Task instructions -
Below is a listing. Copy each line of it that holds the word "role".

[Input data Boundary: Start]

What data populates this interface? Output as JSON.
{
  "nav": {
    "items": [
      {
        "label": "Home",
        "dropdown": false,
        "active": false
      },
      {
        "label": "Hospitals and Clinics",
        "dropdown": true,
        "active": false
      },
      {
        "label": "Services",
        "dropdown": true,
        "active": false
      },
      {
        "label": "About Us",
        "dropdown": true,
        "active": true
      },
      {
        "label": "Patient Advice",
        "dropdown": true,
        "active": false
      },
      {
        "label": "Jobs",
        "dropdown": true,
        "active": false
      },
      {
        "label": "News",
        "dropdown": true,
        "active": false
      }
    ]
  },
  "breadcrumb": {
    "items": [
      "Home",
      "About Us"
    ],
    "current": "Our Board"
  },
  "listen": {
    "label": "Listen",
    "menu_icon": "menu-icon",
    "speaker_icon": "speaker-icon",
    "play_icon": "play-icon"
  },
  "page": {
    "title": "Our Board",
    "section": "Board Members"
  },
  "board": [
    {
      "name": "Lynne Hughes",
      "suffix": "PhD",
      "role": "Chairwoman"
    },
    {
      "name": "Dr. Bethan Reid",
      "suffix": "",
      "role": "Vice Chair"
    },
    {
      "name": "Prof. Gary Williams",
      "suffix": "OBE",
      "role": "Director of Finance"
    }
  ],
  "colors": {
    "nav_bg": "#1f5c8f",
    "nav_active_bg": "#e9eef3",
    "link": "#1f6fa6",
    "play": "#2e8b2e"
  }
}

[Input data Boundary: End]

Task output -
      "role": "Chairwoman"
      "role": "Vice Chair"
      "role": "Director of Finance"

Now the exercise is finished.